First published in CubedGamers (Printed Edition): November 2016
Earlier this year Infamous Quests announced that they would stop producing games, following the completion of their latest Kickstarter funded adventure game titles, Order of the Thorne and Roehm to Ruin. Regrettably, they announced that poor sales of their 2014 title Quest for Infamy, also funded on Kickstarter back in 2012 and released in 2016, meant that they could no longer justify the time commitment it would take to produce new titles.
The Kickstarter campaign for Quest for Infamy came at the tail end of the 2012 Kickstarter boom launched by Tim Schafer and Double Fine, which saw a number of former and current adventure game designers launch funding appeals to create new adventure games. Infamous Quests raised more than $60,000 dollars from donors to develop their game.
Having previously gained a reputation for updating vintage Sierra Online titles from the 1980s text parser input to the classic early 1990s point and click input, it seemed a safe bet that they would deliver a high quality adventure game experience. And indeed they did. Quest for Infamy is a well sized game with appealing retro graphics and a well told story.
There are a number of points which can be learned from the experience of Infamous Quests. The first is audience. Point and click adventures are now a niche genre, of which retro adventure games are just one small slice. Whilst Wadjet Eye continue to survive creating similar games, it’s understandable that to do so is very difficult.
The second is that of nostalgia.

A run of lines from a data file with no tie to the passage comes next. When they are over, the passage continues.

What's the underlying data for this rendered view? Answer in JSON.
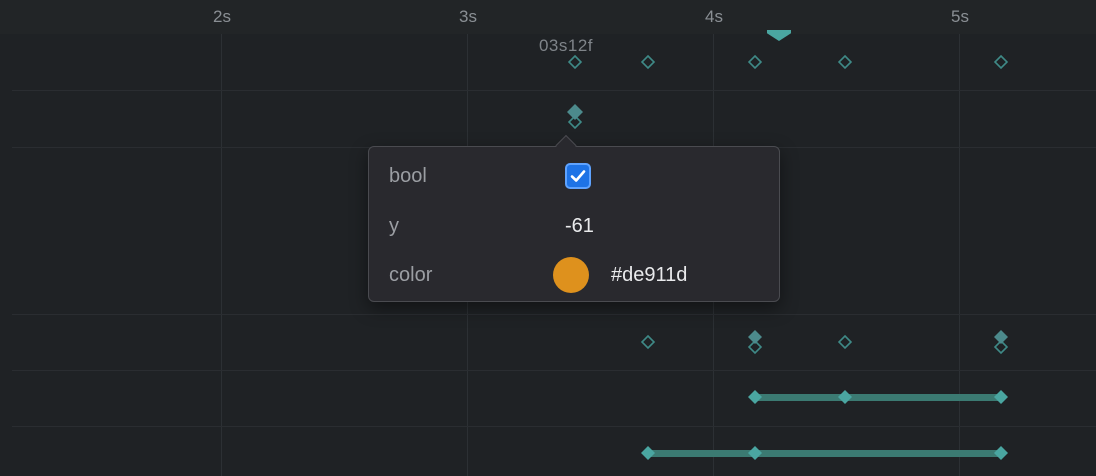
{
  "ruler": {
    "ticks": [
      "2s",
      "3s",
      "4s",
      "5s"
    ]
  },
  "playhead": {
    "frame_label": "03s12f"
  },
  "popover": {
    "rows": [
      {
        "label": "bool",
        "checked": true
      },
      {
        "label": "y",
        "value": "-61"
      },
      {
        "label": "color",
        "value": "#de911d",
        "swatch_color": "#de911d"
      }
    ]
  },
  "colors": {
    "accent": "#4aa6a1",
    "keyframe_outline": "#3f8a87",
    "background": "#1f2225",
    "popover_bg": "#29292e",
    "checkbox": "#1e73e6"
  },
  "icons": {
    "checkbox": "checkmark-icon",
    "playhead": "playhead-marker-icon",
    "keyframe": "diamond-icon"
  }
}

Back in the early 1990s, when adventure games were in their stride, both Lucasarts and Sierra Online attracted the devotion of hundreds of thousands of fans, who purchased each new title. Sierra in particular were prolific, with several Quest series – Police Quest, Space Quest, Kings Quest, Quest for Glory, Leisure Suit Larry – being produced simultaneously alongside other standalone games.
Former employees of Sierra have all spoken with affection about the special atmosphere that existed at the company, and regret its untimely demise of the company and the genre. Likewise, the eventual demise of Lucasarts – following years of focus on mediocre Star Wars games – makes fans equally nostalgic for those heady days when Guybrush Threepwood, Roger Wilco, and King Graham were kings. The desire to recreate the spirit of Lucasarts and Sierra is therefore one that is understandable.
Finally, is the issue of practicality. It would be great to try and recreate the glory days, but it’s debatable whether the audience exists to make it sustainable. The developers at Infamous Quests, like all of us, would like to make a living out of making games. And they do – after a fashion. Kickstarter allows a developer to receive the money up front to make their game – allowing them the time and the money to dedicate to creating their product.
In essence, your audience is the backers who are interested enough in your product to purchase it up front. Whether you are able to market the game successfully after you have released it is another matter. The developers at Infamous Quests tried their hardest in this regard, and it is a shame that they’ve not been able to get a suitable financial reward out of their efforts – indeed they have reportedly spent some of their own money in addition to the money they raised.
When they look back on the experience however, it should see it as a time in their lives when that was blessed to them by their fans and those who believed in them, and less so as a launch pad to creating a lucrative new career.